▶ [YOUR ASSIGNMENT]
An exact reproduction of each record is required.

[Excerpts from an interface dataset]
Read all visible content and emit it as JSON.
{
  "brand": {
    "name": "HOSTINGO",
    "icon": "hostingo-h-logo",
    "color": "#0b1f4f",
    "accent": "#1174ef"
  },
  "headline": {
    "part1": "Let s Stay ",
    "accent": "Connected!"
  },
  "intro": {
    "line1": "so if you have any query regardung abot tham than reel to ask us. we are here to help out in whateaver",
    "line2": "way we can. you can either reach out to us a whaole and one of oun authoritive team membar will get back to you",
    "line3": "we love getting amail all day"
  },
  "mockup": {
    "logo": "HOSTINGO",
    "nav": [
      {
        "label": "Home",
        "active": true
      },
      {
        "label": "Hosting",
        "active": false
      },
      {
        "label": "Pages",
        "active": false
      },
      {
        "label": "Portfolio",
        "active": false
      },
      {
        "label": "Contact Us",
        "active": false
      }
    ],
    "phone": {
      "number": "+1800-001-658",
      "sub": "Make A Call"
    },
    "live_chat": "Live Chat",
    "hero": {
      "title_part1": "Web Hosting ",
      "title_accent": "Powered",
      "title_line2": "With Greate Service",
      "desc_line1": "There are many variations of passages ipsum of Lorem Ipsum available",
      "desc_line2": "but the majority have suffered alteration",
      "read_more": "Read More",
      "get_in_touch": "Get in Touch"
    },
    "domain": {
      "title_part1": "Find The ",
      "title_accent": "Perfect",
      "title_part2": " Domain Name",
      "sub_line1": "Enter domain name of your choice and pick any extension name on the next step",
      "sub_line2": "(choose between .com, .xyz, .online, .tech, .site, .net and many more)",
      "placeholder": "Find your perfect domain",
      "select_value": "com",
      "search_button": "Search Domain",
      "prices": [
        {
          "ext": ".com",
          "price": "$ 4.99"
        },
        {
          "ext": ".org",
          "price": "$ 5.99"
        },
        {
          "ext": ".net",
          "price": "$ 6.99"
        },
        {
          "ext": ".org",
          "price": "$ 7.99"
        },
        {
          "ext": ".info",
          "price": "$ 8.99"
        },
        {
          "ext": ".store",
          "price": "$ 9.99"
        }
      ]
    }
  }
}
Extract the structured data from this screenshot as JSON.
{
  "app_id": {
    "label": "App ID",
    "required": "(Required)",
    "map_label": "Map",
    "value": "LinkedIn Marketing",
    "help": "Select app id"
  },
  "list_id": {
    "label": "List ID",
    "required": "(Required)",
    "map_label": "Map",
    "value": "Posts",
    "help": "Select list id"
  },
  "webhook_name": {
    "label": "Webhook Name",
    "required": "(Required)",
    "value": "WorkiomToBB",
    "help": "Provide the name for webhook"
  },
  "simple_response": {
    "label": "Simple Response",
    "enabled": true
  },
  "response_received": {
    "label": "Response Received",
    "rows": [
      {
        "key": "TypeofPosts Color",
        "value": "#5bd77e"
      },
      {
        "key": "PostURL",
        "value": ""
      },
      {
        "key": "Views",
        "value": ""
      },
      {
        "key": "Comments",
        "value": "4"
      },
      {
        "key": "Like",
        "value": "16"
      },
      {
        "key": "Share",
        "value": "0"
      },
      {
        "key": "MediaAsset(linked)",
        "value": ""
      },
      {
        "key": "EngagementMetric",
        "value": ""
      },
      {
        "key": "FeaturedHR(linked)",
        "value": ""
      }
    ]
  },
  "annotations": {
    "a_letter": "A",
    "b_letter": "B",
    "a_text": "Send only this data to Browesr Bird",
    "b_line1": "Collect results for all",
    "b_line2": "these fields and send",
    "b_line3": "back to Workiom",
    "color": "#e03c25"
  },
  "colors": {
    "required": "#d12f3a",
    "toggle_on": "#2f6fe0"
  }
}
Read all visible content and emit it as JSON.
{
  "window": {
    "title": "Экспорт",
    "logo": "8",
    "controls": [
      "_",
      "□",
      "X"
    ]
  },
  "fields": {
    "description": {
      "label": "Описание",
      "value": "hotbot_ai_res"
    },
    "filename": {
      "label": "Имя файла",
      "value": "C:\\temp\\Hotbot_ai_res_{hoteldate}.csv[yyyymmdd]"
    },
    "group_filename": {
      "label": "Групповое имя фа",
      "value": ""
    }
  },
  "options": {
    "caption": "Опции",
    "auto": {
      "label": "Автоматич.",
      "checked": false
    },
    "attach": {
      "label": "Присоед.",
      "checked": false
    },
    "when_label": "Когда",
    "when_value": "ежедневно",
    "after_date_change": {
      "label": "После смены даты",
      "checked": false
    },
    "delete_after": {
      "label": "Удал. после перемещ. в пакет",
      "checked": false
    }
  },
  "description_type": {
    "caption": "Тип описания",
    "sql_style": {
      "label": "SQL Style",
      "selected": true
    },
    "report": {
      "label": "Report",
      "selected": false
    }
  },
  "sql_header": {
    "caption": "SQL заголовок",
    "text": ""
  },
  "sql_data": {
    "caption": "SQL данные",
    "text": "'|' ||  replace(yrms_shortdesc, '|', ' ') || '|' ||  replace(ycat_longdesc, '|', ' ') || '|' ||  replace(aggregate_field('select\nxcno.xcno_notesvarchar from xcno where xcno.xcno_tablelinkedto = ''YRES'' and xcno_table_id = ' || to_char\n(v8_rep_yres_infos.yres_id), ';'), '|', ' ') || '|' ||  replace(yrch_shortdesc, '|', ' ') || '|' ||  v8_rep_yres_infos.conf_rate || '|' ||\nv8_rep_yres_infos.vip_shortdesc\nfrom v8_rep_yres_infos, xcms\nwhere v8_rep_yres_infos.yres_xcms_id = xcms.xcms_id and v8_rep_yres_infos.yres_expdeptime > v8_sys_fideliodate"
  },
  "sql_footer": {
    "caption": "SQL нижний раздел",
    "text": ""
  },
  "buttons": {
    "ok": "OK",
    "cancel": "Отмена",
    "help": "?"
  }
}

▶ [REPLY TO THE TASK]
Read all visible content and emit it as JSON.
{
  "brand": {
    "name": "HOSTINGO",
    "icon": "hostingo-h-logo",
    "color": "#0b1f4f",
    "accent": "#1174ef"
  },
  "headline": {
    "part1": "Let s Stay ",
    "accent": "Connected!"
  },
  "intro": {
    "line1": "so if you have any query regardung abot tham than reel to ask us. we are here to help out in whateaver",
    "line2": "way we can. you can either reach out to us a whaole and one of oun authoritive team membar will get back to you",
    "line3": "we love getting amail all day"
  },
  "mockup": {
    "logo": "HOSTINGO",
    "nav": [
      {
        "label": "Home",
        "active": true
      },
      {
        "label": "Hosting",
        "active": false
      },
      {
        "label": "Pages",
        "active": false
      },
      {
        "label": "Portfolio",
        "active": false
      },
      {
        "label": "Contact Us",
        "active": false
      }
    ],
    "phone": {
      "number": "+1800-001-658",
      "sub": "Make A Call"
    },
    "live_chat": "Live Chat",
    "hero": {
      "title_part1": "Web Hosting ",
      "title_accent": "Powered",
      "title_line2": "With Greate Service",
      "desc_line1": "There are many variations of passages ipsum of Lorem Ipsum available",
      "desc_line2": "but the majority have suffered alteration",
      "read_more": "Read More",
      "get_in_touch": "Get in Touch"
    },
    "domain": {
      "title_part1": "Find The ",
      "title_accent": "Perfect",
      "title_part2": " Domain Name",
      "sub_line1": "Enter domain name of your choice and pick any extension name on the next step",
      "sub_line2": "(choose between .com, .xyz, .online, .tech, .site, .net and many more)",
      "placeholder": "Find your perfect domain",
      "select_value": "com",
      "search_button": "Search Domain",
      "prices": [
        {
          "ext": ".com",
          "price": "$ 4.99"
        },
        {
          "ext": ".org",
          "price": "$ 5.99"
        },
        {
          "ext": ".net",
          "price": "$ 6.99"
        },
        {
          "ext": ".org",
          "price": "$ 7.99"
        },
        {
          "ext": ".info",
          "price": "$ 8.99"
        },
        {
          "ext": ".store",
          "price": "$ 9.99"
        }
      ]
    }
  }
}
Extract the structured data from this screenshot as JSON.
{
  "app_id": {
    "label": "App ID",
    "required": "(Required)",
    "map_label": "Map",
    "value": "LinkedIn Marketing",
    "help": "Select app id"
  },
  "list_id": {
    "label": "List ID",
    "required": "(Required)",
    "map_label": "Map",
    "value": "Posts",
    "help": "Select list id"
  },
  "webhook_name": {
    "label": "Webhook Name",
    "required": "(Required)",
    "value": "WorkiomToBB",
    "help": "Provide the name for webhook"
  },
  "simple_response": {
    "label": "Simple Response",
    "enabled": true
  },
  "response_received": {
    "label": "Response Received",
    "rows": [
      {
        "key": "TypeofPosts Color",
        "value": "#5bd77e"
      },
      {
        "key": "PostURL",
        "value": ""
      },
      {
        "key": "Views",
        "value": ""
      },
      {
        "key": "Comments",
        "value": "4"
      },
      {
        "key": "Like",
        "value": "16"
      },
      {
        "key": "Share",
        "value": "0"
      },
      {
        "key": "MediaAsset(linked)",
        "value": ""
      },
      {
        "key": "EngagementMetric",
        "value": ""
      },
      {
        "key": "FeaturedHR(linked)",
        "value": ""
      }
    ]
  },
  "annotations": {
    "a_letter": "A",
    "b_letter": "B",
    "a_text": "Send only this data to Browesr Bird",
    "b_line1": "Collect results for all",
    "b_line2": "these fields and send",
    "b_line3": "back to Workiom",
    "color": "#e03c25"
  },
  "colors": {
    "required": "#d12f3a",
    "toggle_on": "#2f6fe0"
  }
}
Read all visible content and emit it as JSON.
{
  "window": {
    "title": "Экспорт",
    "logo": "8",
    "controls": [
      "_",
      "□",
      "X"
    ]
  },
  "fields": {
    "description": {
      "label": "Описание",
      "value": "hotbot_ai_res"
    },
    "filename": {
      "label": "Имя файла",
      "value": "C:\\temp\\Hotbot_ai_res_{hoteldate}.csv[yyyymmdd]"
    },
    "group_filename": {
      "label": "Групповое имя фа",
      "value": ""
    }
  },
  "options": {
    "caption": "Опции",
    "auto": {
      "label": "Автоматич.",
      "checked": false
    },
    "attach": {
      "label": "Присоед.",
      "checked": false
    },
    "when_label": "Когда",
    "when_value": "ежедневно",
    "after_date_change": {
      "label": "После смены даты",
      "checked": false
    },
    "delete_after": {
      "label": "Удал. после перемещ. в пакет",
      "checked": false
    }
  },
  "description_type": {
    "caption": "Тип описания",
    "sql_style": {
      "label": "SQL Style",
      "selected": true
    },
    "report": {
      "label": "Report",
      "selected": false
    }
  },
  "sql_header": {
    "caption": "SQL заголовок",
    "text": ""
  },
  "sql_data": {
    "caption": "SQL данные",
    "text": "'|' ||  replace(yrms_shortdesc, '|', ' ') || '|' ||  replace(ycat_longdesc, '|', ' ') || '|' ||  replace(aggregate_field('select\nxcno.xcno_notesvarchar from xcno where xcno.xcno_tablelinkedto = ''YRES'' and xcno_table_id = ' || to_char\n(v8_rep_yres_infos.yres_id), ';'), '|', ' ') || '|' ||  replace(yrch_shortdesc, '|', ' ') || '|' ||  v8_rep_yres_infos.conf_rate || '|' ||\nv8_rep_yres_infos.vip_shortdesc\nfrom v8_rep_yres_infos, xcms\nwhere v8_rep_yres_infos.yres_xcms_id = xcms.xcms_id and v8_rep_yres_infos.yres_expdeptime > v8_sys_fideliodate"
  },
  "sql_footer": {
    "caption": "SQL нижний раздел",
    "text": ""
  },
  "buttons": {
    "ok": "OK",
    "cancel": "Отмена",
    "help": "?"
  }
}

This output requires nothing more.